Omeprazole and B-12 Absorption
Omeprazole belongs to a class of drugs known as proton pump inhibitors. It decreases symptoms of acid reflux by making the envirmonment in your stomach less acidic. However, an acidic environment is needed for optimal absorption of vitamin B-12, because your stomach acid activates intrinsic factor, an enzyme that aids in the absorption of vitamin B-12.
Certain Populations Are at Risk
In young, healthy adults there is no evidence that long-term omeprazole use leads to vitamin B-12 deficiency. Certain people, however, are at greater risk. If high doses of omeprazole are given for long periods of time, for example to people with Zollinger-Ellis disease, there is a risk for developing vitamin B-12 deficiency. The elderly -- even healthy elderly people -- also tend to be at risk, because stomach acid and vitamin B-12 absorption both normally decrease with age.
Deficiency Occurs Slowly
Vitamin B-12 is the only water-soluble vitamin stored in the body. Because it is stored, the body makes up for decreased levels by tapping into its own reserves. That means deficiency may take a while to develop, and therefore symptoms may take a long time to appear.
One difficulty in diagnosing B-12 deficiency is that symptoms are often vague and could be caused by many other conditions -- you may experience fatigue, weakness, rapid heartbeat, pale skin, easy bruising and GI upset. More severe cases of deficiency are the result of nerve damage, and these can include numbness and tingling, changes in mood, or even memory problems. If you have any concerns, let your doctor know.
Your doctor might recommend taking over-the-counter vitamin B-12 supplements to prevent deficiency or replenish B-12 stores. In severe cases of deficiency, intramuscular injections may be prescribed by your doctor.

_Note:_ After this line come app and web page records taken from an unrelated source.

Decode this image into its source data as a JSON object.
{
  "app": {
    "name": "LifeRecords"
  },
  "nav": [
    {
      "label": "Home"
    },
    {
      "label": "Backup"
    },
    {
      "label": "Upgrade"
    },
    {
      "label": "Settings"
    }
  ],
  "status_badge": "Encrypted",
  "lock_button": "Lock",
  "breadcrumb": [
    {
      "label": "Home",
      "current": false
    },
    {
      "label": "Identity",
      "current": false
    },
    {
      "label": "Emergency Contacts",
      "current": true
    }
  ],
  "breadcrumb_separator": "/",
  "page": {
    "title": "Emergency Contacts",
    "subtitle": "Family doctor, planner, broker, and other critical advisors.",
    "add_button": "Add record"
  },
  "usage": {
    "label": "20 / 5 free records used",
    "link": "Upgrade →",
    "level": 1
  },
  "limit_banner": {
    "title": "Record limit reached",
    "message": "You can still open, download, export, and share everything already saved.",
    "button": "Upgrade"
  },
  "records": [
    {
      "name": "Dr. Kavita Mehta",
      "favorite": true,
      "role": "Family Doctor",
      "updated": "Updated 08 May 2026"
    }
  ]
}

- "World Journal of Gastroenterology"; Safety of the Long-term Use of Proton Pump Inhibitors; A.B. Thomson, et al; May 2010
- "Journal of Clinical Pharmacology"; Replacement Therapy for Vitamin B12 Deficiency: Comparison Between the Sublingual and Oral Route; A. Sharabi, et al; December 2003
- "Current Gastroenterology Reports"; Association of Long-term Proton Pump Inhibitor Therapy with Bone Fractures and Effects on Absorption of Calcium, Vitamin B12, Iron, and Magnesium; T. Ito, et al; December 2010
- "Archives of Neurology"; Neuropsychiatric Disturbances in Presumed Late-onset Cobalamin C Disease; Emmanuel Rose, MD, et al; October 2003
- "Annals of Internal Medicine": Omeprazole Therapy Causes Malabsorption of Cyanocobalamin (Vitamin B12)